Reverence, both towards God and towards people, is an attitude that must not be lost, as this would cause serious damage to the soul. It reflects the reality of being created by God. The person who does not show reverence towards God is fundamentally wrong, and he also misses the mark when he neglects respect towards people. Love and respect are not contradictory! On the contrary, they are two complementary and essential elements in life.
Reverence before God, which is familiar with the gift of fear, preserves us from over-familiarity and leads us to live attentively. This attention is directed first and foremost to the Will of God and the guidance of the Holy Spirit. From there, it extends to all areas of life and to all people. Everything that God has created is originally good. Therefore, we must treat it with respect, especially if it is a person.

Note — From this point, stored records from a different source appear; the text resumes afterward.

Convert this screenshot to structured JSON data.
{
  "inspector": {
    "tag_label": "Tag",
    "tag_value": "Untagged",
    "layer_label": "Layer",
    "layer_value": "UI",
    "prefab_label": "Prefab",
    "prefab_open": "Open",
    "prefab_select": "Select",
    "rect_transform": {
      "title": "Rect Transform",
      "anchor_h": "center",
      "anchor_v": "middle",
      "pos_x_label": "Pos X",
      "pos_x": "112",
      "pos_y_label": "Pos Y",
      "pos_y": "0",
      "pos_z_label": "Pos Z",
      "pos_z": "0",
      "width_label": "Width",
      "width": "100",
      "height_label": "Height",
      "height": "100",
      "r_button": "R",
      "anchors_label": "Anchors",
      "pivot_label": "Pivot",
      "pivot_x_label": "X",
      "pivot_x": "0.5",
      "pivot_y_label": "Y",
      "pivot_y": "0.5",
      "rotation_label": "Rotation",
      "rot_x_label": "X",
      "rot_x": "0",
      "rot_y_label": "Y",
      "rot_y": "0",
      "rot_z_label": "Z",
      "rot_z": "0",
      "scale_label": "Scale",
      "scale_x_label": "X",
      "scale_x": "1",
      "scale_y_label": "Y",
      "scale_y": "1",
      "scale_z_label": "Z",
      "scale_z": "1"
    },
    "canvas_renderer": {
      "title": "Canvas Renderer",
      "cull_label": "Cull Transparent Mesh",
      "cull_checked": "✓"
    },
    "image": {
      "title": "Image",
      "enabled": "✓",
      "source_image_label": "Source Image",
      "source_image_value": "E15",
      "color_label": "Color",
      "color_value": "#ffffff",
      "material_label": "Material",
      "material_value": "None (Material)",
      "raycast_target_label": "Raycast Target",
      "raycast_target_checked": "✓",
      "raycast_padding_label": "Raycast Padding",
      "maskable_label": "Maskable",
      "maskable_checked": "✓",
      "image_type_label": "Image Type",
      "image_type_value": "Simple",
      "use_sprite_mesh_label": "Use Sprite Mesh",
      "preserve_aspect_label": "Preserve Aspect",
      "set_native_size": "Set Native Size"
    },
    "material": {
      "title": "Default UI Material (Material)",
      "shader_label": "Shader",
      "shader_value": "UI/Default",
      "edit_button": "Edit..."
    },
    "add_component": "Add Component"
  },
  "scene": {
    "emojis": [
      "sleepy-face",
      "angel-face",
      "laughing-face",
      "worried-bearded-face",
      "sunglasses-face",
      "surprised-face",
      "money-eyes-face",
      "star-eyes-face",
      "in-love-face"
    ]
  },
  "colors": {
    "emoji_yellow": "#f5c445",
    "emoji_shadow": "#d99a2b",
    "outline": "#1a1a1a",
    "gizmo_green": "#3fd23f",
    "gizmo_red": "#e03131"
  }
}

King Solomon’s prayer before all the people is exemplary. In it, God’s greatness is glorified, and Solomon sets an example to all. By calling himself “servant of the Lord”, he is implying that the greatness of whatever he does comes exclusively from God; that he does not stand before God by virtue of his own greatness, but that he has been undeservedly the subject of God’s mercy. What he does is only fulfilling his duty and corresponds to the order between the creature and the Creator; to the relationship of the servant to his master, who obeys him without expecting any greater reward (cf. Lk 17:10).
This attitude is also important for us! If we render a service, we are simply doing our part, and therefore we do not need to emphasise it too much. It is God who deigns to exalt this service and rewards us with Himself.
It was natural for the Virgin Mary to do God’s will. By calling herself “handmaid of the Lord”, she was saying: “I place myself at your disposal, O Sovereign and beloved God”. And, without doubt, there was nothing more beautiful and important to Her than to do the Will of Her beloved Father and to unify Herself completely to Him in love.
Are we aware of what it means to be invited to the House of God for the Supper of the Lamb? A holy reverence should pervade us at Holy Mass, especially when we realise that it is the unbloody actualisation of Christ’s sacrifice, and not simply an encounter with the community. Does not the real presence of God in the Sacrament of the Altar demand of us a profound silence and utmost reverence? Should we not also express it by gestures of respect and attitudes of reverence, and by making the effort to leave all earthly matters behind?
Is it not time that we in our Holy Church regain reverence, and that we take care that our temples do not become places of dispersion or even be used for events that do not befit the dignity of the House of God?
Surely Solomon would be on our side, and so would the Virgin Mary!